British visual artist Bruce Munro, best-known for using light as an artistic medium, has produced the second-ever North American exhibition of Light on the 55-acre grounds of Cheekwood Estate in Nashville, Tennessee. The U.S. debut at Longwood Gardens in Kennett Square, Pennsylvania, featured an enchanting, dream-like effect, composed of 20,000 lighted glass spheres, each rising from the ground on a slender stalk.
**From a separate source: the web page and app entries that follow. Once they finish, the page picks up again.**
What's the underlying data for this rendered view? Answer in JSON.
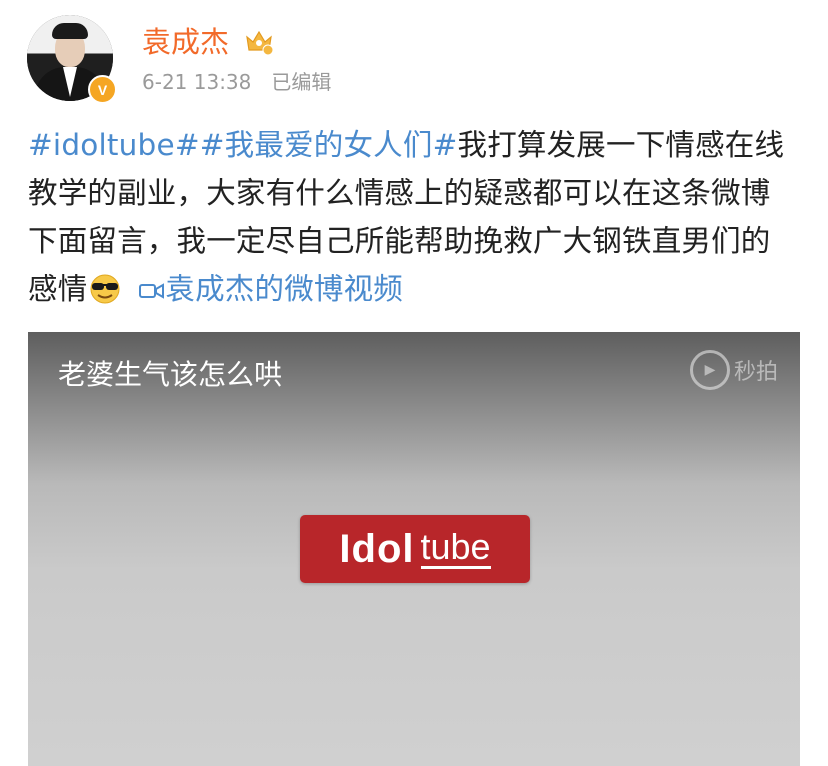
{
  "post": {
    "username": "袁成杰",
    "timestamp": "6-21 13:38",
    "edited_label": "已编辑",
    "verified_badge": "V",
    "hashtag_1": "#idoltube#",
    "hashtag_2": "#我最爱的女人们#",
    "body_1": "我打算发展一下情感在线教学的副业，大家有什么情感上的疑惑都可以在这条微博下面留言，我一定尽自己所能帮助挽救广大钢铁直男们的感情",
    "emoji": "cool-sunglasses-emoji",
    "video_link_label": "袁成杰的微博视频",
    "accent_color": "#4a8acd",
    "username_color": "#f26a2a"
  },
  "video": {
    "title": "老婆生气该怎么哄",
    "watermark": "秒拍",
    "logo_idol": "Idol",
    "logo_tube": "tube",
    "logo_color": "#b8262a"
  }
}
It ran from June until October, 2003, commissioned by the DuPont and Pierce families.
Munro, who was born at Salcombe in Devon (UK) in 1959 attended Bristol Polytechnic and emigrated from Australia in 1984, where he had done light work for Qantas and Honda, to Great Britain in 2002. Since then, he has created installations at Wiltshire near his studio, the Eden Project in Cornwall, the CDSeaRegatta (made of discarded CD disks), Light Shower at Salisbury Cathedral and 2004’s Field of Light at the Victoria & Albert Museum. From February through April of 2010, his work was part of the exhibit in New York City entitled Contemplating the Void.
Cheekwood’s 55 acres of gently rolling lands and the Cheekwood Mansion grounds are the largest Field of Light expanse Munro has ever created. The existing pathways and installations on the grounds are utilized to allow visitors to wander amidst the 20,000 lighted glass spheres on the mansion’s lawns, the Japanese Bamboo Garden Fireflies exhibit (reminiscent of scenes from the film “Life of Pi”), the 5-foot “Blue Moon” orb in the Japanese Garden Dry Lake, and the 40 structures known as Water Towers, which are built from one-liter recyclable plastic bottles filled with water and which feature music created by fiber optics linked to an LED projector and sound system.
Near Cheekwood’s lawn, by the ponds, is the Mustard Meadows Light Reservation, an assemblage of 60 watt spent fluorescent tubes. Also featured at the installation at 1200 Forrest Park Drive in Nashville are a reflection pool entitled “Fagin’s Urchins,”made of polycarbonate, acrylic polymer fiber optics and stainless steel, and several stunning creations within the Cheekwood Mansion itself, including “Light Shower,” an installation of 1,650 teardrop-shaped diffusers suspended from the ceiling by fiber-optic strands, and a stunning transformation of the Cheekwood Mansion Rotunda Staircase by the Bell Drop Chandelier.
The exhibit began May 24 and runs until November 10, 2013. It is open each night. Cost for adults is $15, with seniors (over 65) admitted for $12 and college students with ID $8. Admission for children 3 through 17 is also $8; children two and under attend free. (See www.Cheekwood.org/Art/Light for music and dining options, which vary.)